By Myra Lee Adams Goff

There were only three times in the long history of the Comal County Fair that the fair was postponed. Two times had to do with weather and one time had to do with war.

The very first fair was scheduled to be held in November 1893. The recently organized Comal County Fair Association, under the leadership of Harry Landa, chose Landa’s Pasture for its location (LCRA later on). The Association owned no property so it rented this pasture from Landa for four years. Because of a drought, the dust was so bad that the fair had to be postponed until the following November of 1894.

The next time the fair was postponed was 1942-1946. Like so many events, the Comal County Fair was put on hold during World War II. The last year of a full-scale fair was 1941. The war was a sad time and celebrating just wasn’t in the plans. Trying to keep the fair alive, the directors carried on small stockshows and rodeos with no prizes, in other words, nothing that involved money.

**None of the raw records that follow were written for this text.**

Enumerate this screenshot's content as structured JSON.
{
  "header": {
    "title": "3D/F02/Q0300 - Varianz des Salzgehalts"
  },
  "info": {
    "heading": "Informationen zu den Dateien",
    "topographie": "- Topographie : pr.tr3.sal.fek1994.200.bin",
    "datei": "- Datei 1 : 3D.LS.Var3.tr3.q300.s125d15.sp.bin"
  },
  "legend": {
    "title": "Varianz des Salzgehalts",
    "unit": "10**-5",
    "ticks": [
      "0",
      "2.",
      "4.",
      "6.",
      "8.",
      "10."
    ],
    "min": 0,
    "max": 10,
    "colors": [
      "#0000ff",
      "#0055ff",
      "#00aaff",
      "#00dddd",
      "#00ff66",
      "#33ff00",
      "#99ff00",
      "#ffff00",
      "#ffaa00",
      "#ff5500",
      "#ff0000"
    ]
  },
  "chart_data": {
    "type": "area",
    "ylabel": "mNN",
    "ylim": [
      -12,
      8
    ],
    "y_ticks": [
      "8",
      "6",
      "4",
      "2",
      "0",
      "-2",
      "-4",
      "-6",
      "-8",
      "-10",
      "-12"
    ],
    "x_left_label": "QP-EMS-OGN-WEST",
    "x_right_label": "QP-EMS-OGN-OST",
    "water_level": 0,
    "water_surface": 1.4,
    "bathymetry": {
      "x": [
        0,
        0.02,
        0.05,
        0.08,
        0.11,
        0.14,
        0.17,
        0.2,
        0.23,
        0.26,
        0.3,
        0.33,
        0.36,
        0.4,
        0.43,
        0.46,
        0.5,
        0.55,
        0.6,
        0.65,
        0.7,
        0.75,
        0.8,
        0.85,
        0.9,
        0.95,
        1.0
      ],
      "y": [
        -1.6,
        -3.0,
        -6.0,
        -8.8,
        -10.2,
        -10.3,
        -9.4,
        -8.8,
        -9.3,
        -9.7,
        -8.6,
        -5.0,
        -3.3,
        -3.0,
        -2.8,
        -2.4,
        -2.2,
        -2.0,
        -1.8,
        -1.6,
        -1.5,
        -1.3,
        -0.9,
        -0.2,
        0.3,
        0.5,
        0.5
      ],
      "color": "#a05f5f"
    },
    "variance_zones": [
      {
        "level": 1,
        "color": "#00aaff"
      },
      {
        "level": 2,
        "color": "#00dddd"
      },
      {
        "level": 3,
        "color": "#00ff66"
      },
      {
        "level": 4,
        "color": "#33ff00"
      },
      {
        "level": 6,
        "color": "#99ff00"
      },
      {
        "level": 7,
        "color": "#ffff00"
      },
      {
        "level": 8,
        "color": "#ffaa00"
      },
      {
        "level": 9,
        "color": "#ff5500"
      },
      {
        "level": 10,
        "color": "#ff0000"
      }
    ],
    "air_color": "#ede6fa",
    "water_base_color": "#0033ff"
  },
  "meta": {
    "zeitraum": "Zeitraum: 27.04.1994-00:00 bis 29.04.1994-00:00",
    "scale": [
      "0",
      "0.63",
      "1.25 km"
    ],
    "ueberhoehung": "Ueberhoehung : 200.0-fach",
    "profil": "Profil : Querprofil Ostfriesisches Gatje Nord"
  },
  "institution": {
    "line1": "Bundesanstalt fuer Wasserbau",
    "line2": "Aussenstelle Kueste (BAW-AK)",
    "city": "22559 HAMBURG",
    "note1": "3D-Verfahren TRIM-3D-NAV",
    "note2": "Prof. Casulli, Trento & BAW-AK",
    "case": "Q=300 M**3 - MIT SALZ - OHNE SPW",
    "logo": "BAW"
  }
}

New Braunfels’ Centennial in 1945 was postponed until the following year. The Centennial Fair of 1946 was the first complete fair in five years. It was good to celebrate with a fair and a parade.

Read about this Centennial Fair at Sophienburg.com Sept. 22, 2009. The NBHS band led the parade in their brand new blue and white wool uniforms. With military precision, the band played the John Philip Sousa marches. The pet parade was a huge success and this led to an even bigger pet parade the following year with 120 pets entered, even a zebra, a baby donkey, squirrels, foxes, an African tiger in a rolling cage. There were 36 horses from the Mission Valley Guest Ranch. The next year, because of several anthrax cases in the county, the Fair Association eliminated all livestock exhibits and shows. The parade banned all hoofed animals and of course that meant horses.

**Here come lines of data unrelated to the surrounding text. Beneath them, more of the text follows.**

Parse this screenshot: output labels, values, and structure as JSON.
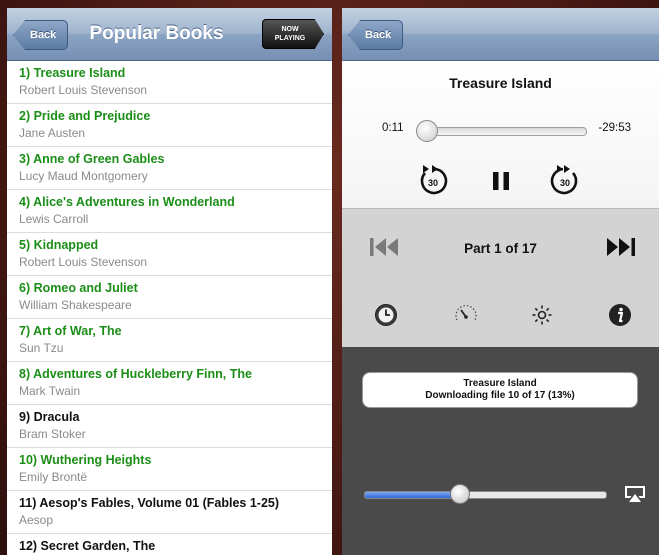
{
  "left": {
    "navbar": {
      "back_label": "Back",
      "title": "Popular Books",
      "now_playing_line1": "NOW",
      "now_playing_line2": "PLAYING"
    },
    "books": [
      {
        "title": "1) Treasure Island",
        "author": "Robert Louis Stevenson"
      },
      {
        "title": "2) Pride and Prejudice",
        "author": "Jane Austen"
      },
      {
        "title": "3) Anne of Green Gables",
        "author": "Lucy Maud Montgomery"
      },
      {
        "title": "4) Alice's Adventures in Wonderland",
        "author": "Lewis Carroll"
      },
      {
        "title": "5) Kidnapped",
        "author": "Robert Louis Stevenson"
      },
      {
        "title": "6) Romeo and Juliet",
        "author": "William Shakespeare"
      },
      {
        "title": "7) Art of War, The",
        "author": "Sun Tzu"
      },
      {
        "title": "8) Adventures of Huckleberry Finn, The",
        "author": "Mark Twain"
      },
      {
        "title": "9) Dracula",
        "author": "Bram Stoker"
      },
      {
        "title": "10) Wuthering Heights",
        "author": "Emily Brontë"
      },
      {
        "title": "11) Aesop's Fables, Volume 01 (Fables 1-25)",
        "author": "Aesop"
      },
      {
        "title": "12) Secret Garden, The",
        "author": ""
      }
    ],
    "title_colors": {
      "green": "#1b8e17",
      "black": "#111111"
    }
  },
  "right": {
    "navbar": {
      "back_label": "Back"
    },
    "player": {
      "track_title": "Treasure Island",
      "time_elapsed": "0:11",
      "time_remaining": "-29:53",
      "skip_back_label": "30",
      "skip_forward_label": "30",
      "part_label": "Part 1 of 17"
    },
    "download": {
      "title": "Treasure Island",
      "status": "Downloading file 10 of 17 (13%)"
    },
    "volume_level": 0.39,
    "icons": [
      "clock-icon",
      "speed-icon",
      "brightness-icon",
      "info-icon",
      "airplay-icon"
    ]
  }
}
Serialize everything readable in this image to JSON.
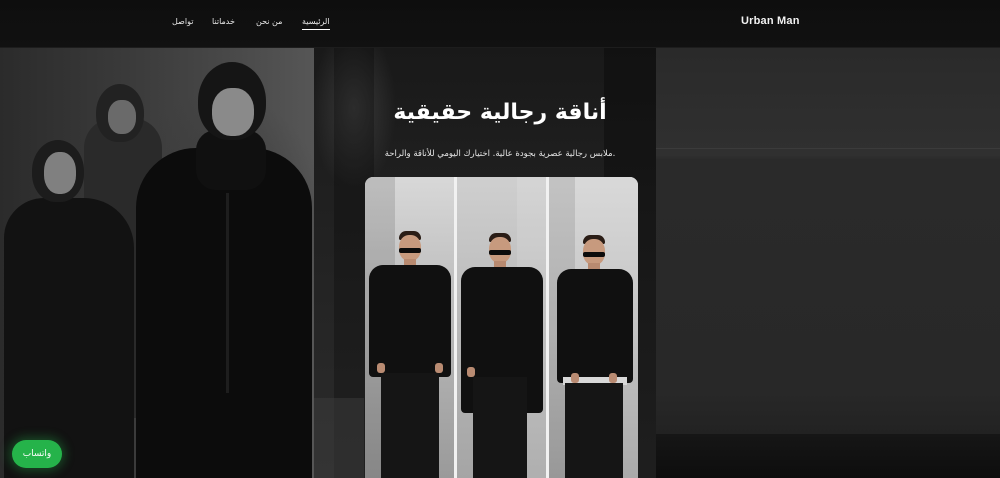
{
  "header": {
    "brand": "Urban Man",
    "nav": [
      {
        "label": "الرئيسية",
        "active": true
      },
      {
        "label": "من نحن",
        "active": false
      },
      {
        "label": "خدماتنا",
        "active": false
      },
      {
        "label": "تواصل",
        "active": false
      }
    ]
  },
  "hero": {
    "title": "أناقة رجالية حقيقية",
    "subtitle": "ملابس رجالية عصرية بجودة عالية. اختيارك اليومي للأناقة والراحة."
  },
  "floating": {
    "whatsapp_label": "واتساب",
    "whatsapp_color": "#25b34a"
  }
}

The years 1949 and 1950 were really boom years for the fair. Unusual animals started appearing in the pet parade. Joyce Eberhardt entered a doodle bug and won the smallest pet category. What ever happened to doodle bugs? I haven’t seen one in a long time, but I recall how entertaining they were on the Lamar School playground.

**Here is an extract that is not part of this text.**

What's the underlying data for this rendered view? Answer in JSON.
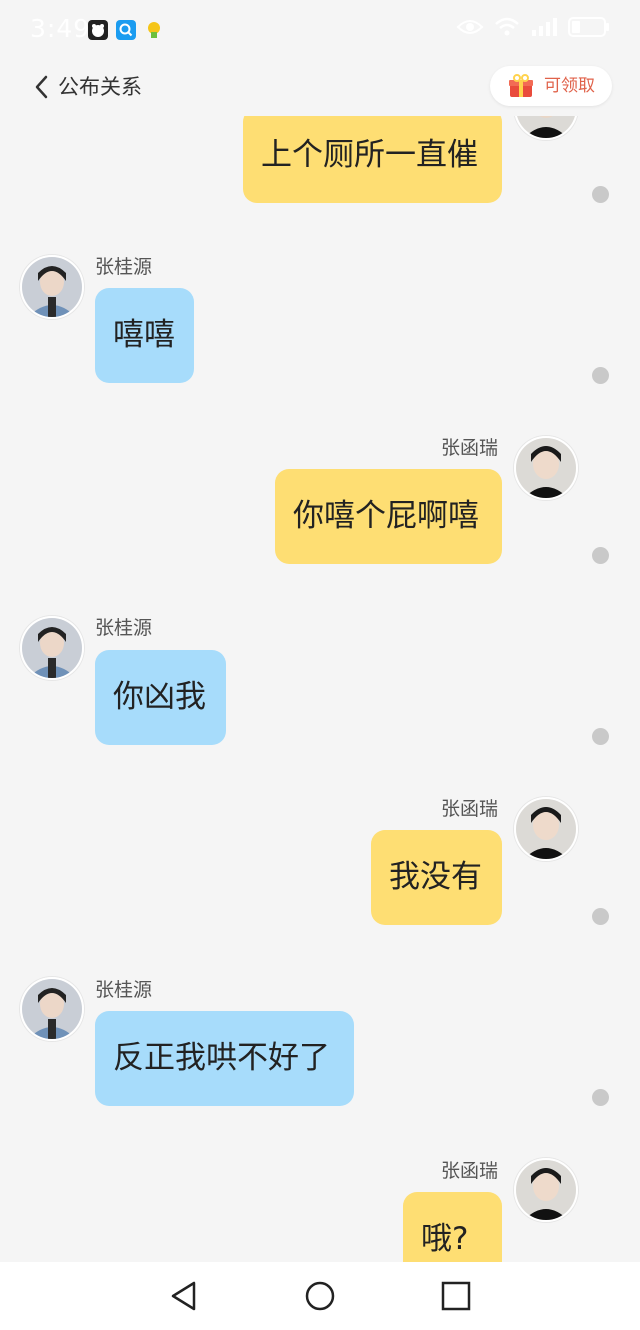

Horse races were popular and Reagan Calhoun, rodeo chairman, reported that he was looking for broncos that were “really mean.” Also on the rodeo grounds Walter Sippel demonstrated harness racing. This was a sport that had been featured in the early years. Sippel was considered one of the outstanding harness race men in the southwest.

Let’s jump up to 1954. This was the beginning of the worst drought in the history of the city. The average rainfall for New Braunfels is a little over 30 inches. In ’54, the yearly rainfall was slightly over 10 inches. The drought lasted two more years with 23 inches in ’55 and 18.44 inches in ’56.

This three-year period was when the springs dried up, there was no water in Landa Lake and both the Guadalupe and the Comal were reduced to a mere trickle. The fair rocked along in the dust. Does anyone remember the city water trucks that sprinkled the roads to try to eliminate the dust?

Now jump forward to 1957 when the rainfall for the year was 51.88. By Wednesday when the carnival rolled into the fairgrounds, eight inches of rain fell so, they just parked on the paved center street of the grounds. The fairgrounds turned from a lake to a swamp — just dried-up grass and mud, and lots of it. The fair was postponed for two weeks.

The Comal County Fair generates much interest and enthusiasm year after year. It becomes part of childhood, growing up, and part of old age. The show must go on.

Landa Park Springs - Drought dried up the Landa Park Springs in 1954, ’55 and ’56, but the Comal County fair rocked along in the dust.

Landa Park Springs - Drought dried up the Landa Park Springs in 1954, ’55 and ’56, but the Comal County fair rocked along in the dust.